→ Study material:
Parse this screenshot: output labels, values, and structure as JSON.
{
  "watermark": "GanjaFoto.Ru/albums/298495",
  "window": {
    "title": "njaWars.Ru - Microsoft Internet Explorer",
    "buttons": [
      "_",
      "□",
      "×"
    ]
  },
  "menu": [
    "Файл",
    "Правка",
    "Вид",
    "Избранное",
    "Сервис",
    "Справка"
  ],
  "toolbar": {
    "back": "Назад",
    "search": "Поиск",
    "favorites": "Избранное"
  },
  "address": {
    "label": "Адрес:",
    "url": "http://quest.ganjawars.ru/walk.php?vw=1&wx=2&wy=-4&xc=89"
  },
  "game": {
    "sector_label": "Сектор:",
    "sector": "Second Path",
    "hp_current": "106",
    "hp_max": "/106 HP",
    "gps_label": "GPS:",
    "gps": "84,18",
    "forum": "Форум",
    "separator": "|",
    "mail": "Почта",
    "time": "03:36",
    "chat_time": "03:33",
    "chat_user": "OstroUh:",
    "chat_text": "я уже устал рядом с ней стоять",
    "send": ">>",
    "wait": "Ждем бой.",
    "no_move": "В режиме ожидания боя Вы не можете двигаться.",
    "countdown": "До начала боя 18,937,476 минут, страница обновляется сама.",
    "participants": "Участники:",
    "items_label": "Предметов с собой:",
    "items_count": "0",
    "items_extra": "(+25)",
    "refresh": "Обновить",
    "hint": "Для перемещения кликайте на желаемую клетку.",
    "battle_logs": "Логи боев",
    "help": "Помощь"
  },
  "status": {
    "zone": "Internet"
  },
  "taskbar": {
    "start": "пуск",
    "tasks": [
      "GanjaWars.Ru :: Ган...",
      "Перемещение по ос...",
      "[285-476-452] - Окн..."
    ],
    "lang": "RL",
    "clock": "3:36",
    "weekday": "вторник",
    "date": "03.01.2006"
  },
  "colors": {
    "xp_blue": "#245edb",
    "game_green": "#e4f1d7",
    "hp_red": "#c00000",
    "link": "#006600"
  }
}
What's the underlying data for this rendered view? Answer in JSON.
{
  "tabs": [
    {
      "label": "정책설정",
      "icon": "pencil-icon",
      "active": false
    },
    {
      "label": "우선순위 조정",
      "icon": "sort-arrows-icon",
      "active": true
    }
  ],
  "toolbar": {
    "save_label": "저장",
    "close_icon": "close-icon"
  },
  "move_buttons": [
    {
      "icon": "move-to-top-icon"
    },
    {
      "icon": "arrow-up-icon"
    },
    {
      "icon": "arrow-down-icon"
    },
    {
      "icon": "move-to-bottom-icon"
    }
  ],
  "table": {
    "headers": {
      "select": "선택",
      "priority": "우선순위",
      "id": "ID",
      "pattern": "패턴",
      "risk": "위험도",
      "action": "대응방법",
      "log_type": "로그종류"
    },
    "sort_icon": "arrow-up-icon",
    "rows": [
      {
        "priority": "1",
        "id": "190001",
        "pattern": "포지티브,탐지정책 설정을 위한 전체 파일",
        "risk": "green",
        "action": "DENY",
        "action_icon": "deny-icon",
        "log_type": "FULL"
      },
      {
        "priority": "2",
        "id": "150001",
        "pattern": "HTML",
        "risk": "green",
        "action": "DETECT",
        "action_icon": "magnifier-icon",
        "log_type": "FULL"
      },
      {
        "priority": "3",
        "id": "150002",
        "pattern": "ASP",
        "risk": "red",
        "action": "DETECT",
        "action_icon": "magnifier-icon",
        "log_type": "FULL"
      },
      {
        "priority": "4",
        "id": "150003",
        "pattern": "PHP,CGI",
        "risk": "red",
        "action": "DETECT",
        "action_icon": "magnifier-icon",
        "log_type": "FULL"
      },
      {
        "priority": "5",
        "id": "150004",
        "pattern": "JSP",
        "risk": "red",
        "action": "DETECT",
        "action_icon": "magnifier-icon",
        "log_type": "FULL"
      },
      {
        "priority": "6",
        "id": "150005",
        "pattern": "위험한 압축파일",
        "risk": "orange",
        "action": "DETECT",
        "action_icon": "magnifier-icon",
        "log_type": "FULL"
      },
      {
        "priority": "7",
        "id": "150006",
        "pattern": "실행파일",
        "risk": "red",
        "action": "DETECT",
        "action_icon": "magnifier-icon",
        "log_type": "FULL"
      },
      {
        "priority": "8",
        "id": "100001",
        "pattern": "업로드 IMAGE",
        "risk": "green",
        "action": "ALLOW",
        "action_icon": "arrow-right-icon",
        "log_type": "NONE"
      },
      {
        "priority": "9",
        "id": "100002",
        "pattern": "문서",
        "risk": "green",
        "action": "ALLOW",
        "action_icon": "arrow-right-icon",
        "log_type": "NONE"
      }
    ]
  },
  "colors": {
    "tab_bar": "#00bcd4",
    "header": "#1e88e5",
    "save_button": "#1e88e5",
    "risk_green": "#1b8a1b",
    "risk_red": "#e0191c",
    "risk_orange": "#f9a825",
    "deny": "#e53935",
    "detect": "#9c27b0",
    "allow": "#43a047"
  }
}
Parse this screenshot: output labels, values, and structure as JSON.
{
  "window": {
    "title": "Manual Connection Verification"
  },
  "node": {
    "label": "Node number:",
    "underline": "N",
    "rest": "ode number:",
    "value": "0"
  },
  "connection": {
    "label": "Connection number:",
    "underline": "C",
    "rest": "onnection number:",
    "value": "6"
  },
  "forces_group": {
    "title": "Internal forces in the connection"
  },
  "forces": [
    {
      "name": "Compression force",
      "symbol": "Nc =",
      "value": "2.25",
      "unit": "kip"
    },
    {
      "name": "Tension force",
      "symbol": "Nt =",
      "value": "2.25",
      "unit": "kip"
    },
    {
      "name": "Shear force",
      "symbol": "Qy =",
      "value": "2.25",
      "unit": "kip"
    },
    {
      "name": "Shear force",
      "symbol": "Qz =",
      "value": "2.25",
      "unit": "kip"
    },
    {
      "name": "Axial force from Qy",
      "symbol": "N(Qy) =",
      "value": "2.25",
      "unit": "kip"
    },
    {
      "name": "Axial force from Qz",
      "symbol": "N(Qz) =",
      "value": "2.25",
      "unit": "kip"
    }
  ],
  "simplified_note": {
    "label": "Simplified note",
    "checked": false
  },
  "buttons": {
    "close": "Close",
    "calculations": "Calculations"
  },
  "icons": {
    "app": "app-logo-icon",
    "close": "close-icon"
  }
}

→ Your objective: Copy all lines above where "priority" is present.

→ Result for this task:
      "priority": "우선순위",
        "priority": "1",
        "priority": "2",
        "priority": "3",
        "priority": "4",
        "priority": "5",
        "priority": "6",
        "priority": "7",
        "priority": "8",
        "priority": "9",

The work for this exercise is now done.